The financially struggling Philadelphia Orchestra board has decided to seek bankruptcy protection in the federal courts.
The board voted overwhelmingly to file, with the only opposition from the five members who are on the player’s committee.
While Philadelphia Orchestra board mulled whether to seek bankruptcy protection, a string quartet played Samuel Barber’s Adagio for Strings in the lobby of Morgan Lewis and Bockius law offices on Market Street.
The musicians, of the Wister Quartet, played to show their opposition to the bankruptcy opposition, while the board met elsewhere in the building. Musicians say bankruptcy could seriously damage fund-raising.
A shrinking endowment and looming raises prompted the board to seek Chapter 11 protection.

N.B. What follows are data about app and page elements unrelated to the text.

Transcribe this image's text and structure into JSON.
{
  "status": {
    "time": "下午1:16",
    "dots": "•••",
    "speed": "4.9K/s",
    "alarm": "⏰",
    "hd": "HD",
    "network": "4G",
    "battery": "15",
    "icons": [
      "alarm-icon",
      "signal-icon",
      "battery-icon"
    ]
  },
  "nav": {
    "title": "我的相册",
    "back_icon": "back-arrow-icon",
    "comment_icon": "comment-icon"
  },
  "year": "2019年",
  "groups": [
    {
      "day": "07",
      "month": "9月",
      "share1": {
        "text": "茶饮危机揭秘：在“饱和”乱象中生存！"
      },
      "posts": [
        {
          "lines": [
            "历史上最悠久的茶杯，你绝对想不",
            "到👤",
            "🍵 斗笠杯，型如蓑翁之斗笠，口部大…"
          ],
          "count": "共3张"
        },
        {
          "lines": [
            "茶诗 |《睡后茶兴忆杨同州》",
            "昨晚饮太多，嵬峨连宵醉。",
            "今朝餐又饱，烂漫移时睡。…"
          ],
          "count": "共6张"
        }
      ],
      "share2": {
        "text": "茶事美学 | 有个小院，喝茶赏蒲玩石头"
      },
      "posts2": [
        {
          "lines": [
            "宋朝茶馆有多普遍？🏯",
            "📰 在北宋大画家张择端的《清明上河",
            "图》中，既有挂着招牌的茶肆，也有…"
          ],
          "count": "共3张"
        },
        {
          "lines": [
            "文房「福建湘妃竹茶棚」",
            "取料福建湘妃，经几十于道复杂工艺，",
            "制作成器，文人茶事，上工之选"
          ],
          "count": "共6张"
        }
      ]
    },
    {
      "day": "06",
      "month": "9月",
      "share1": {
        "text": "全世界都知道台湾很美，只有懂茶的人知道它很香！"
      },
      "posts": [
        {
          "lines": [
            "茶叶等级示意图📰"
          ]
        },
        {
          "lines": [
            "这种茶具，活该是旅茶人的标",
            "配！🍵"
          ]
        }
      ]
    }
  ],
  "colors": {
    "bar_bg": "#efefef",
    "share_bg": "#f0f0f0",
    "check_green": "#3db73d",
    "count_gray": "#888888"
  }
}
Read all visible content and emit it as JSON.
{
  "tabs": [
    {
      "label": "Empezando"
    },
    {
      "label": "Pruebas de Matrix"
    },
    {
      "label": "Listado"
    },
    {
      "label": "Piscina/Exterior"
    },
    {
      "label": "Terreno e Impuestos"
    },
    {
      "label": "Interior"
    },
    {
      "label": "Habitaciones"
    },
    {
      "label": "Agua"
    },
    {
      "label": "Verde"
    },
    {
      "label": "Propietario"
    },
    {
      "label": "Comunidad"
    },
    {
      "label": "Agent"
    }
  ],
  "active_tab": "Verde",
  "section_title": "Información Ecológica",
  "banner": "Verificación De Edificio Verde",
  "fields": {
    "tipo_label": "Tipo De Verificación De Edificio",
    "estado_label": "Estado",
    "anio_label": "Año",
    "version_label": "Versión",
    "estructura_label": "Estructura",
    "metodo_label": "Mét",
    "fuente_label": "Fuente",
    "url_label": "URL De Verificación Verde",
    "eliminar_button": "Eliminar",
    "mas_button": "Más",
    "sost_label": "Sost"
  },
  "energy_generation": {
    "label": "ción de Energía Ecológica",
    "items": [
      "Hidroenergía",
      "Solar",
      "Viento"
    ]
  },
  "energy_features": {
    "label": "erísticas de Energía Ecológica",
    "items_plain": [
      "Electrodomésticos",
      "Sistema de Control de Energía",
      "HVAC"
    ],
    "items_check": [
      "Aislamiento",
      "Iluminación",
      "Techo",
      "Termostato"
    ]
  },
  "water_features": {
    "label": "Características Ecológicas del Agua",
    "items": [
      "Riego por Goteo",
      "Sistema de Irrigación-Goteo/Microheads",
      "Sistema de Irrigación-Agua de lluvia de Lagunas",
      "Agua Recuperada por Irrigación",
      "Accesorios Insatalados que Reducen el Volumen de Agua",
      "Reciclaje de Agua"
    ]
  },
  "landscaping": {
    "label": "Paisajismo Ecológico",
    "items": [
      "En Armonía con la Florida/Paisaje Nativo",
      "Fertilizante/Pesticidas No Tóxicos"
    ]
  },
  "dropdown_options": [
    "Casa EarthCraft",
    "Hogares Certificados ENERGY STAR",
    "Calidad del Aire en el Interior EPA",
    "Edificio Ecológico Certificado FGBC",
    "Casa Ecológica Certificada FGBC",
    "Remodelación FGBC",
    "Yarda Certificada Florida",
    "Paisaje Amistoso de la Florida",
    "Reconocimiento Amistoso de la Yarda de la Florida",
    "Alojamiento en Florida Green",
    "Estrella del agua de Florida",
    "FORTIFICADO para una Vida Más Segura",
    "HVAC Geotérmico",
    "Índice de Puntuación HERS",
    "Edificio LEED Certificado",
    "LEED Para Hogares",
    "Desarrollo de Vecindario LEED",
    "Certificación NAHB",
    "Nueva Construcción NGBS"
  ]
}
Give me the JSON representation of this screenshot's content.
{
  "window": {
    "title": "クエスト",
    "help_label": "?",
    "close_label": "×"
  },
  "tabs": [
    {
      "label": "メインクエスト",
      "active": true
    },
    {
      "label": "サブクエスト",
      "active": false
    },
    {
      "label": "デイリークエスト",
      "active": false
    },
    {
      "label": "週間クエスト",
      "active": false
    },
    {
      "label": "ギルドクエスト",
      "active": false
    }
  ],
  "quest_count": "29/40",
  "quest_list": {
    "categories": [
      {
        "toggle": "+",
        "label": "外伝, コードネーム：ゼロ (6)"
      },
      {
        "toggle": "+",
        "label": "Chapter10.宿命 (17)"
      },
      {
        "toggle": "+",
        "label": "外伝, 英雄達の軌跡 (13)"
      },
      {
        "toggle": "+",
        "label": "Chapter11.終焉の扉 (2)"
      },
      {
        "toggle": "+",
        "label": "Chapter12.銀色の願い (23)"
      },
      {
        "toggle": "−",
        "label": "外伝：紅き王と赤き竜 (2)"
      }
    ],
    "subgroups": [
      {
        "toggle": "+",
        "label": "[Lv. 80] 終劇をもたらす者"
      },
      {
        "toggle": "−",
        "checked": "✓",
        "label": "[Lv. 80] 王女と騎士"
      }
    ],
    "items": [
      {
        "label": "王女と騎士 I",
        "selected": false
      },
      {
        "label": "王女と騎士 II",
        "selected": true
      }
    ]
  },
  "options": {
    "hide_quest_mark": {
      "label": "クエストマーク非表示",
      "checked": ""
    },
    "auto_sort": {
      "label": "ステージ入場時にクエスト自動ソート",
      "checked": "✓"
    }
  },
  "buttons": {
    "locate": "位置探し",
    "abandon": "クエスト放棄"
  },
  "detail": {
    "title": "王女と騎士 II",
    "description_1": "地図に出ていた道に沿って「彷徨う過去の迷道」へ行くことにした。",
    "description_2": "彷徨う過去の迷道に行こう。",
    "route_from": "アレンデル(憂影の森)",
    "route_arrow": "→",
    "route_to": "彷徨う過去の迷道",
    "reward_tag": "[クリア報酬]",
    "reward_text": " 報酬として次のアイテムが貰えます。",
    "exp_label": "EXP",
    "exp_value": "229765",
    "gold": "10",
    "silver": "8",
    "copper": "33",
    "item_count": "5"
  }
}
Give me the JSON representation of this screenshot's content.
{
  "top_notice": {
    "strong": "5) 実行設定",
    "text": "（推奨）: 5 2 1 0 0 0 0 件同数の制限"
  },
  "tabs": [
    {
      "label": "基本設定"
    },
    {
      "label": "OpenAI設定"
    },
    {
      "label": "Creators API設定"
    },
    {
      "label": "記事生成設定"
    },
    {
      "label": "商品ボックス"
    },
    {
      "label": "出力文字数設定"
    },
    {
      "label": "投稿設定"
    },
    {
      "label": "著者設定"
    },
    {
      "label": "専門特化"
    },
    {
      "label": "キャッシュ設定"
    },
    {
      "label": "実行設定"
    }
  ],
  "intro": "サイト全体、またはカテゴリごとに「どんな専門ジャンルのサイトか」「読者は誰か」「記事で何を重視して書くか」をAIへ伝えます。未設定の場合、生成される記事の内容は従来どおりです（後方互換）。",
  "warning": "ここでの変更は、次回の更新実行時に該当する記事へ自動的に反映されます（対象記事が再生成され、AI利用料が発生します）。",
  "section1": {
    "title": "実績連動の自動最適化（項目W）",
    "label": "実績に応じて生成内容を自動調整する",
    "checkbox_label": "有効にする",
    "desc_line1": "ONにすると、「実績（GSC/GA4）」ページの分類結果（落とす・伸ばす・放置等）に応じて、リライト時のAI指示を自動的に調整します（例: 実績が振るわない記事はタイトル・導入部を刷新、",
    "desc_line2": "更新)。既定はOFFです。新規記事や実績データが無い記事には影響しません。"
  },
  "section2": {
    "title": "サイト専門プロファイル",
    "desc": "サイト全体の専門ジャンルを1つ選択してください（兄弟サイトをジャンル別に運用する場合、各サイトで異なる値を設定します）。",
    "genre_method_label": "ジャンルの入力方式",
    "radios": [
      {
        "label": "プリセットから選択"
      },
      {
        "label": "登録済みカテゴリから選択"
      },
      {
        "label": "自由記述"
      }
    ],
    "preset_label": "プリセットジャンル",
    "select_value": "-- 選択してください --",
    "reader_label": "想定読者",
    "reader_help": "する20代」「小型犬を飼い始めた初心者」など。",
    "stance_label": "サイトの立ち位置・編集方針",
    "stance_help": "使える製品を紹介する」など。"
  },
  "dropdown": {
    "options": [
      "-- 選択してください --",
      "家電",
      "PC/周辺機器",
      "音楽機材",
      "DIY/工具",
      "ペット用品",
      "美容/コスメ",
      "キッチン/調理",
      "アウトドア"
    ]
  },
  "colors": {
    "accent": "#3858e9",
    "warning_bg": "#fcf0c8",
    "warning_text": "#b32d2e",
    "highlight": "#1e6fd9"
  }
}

The musicians are overdue for a new contract; it’s been almost four years since their last negotiation. With bankruptcy protection, the orchestra may be able to avoid pension benefits.
Bankruptcy does not mean the orchestra will cease to perform. There are many options both legal and administrative before a shutdown would occur.
However, when the San Diego Symphony filed Chapter 11 in 1998, it didn’t sound a note for two years.
Mere hours after the decision to file for bankruptcy was announced, the players are scheduled to perform Mahler’s Symphony #4.
“The orchestra will go there in spite of feeling emotionally shocked or drained,” said John Koen, cellist and chair of the player’s committee. “We will perform at our higest level. We do it for our audience.”
A musician’s strike is possible, but not inevitable.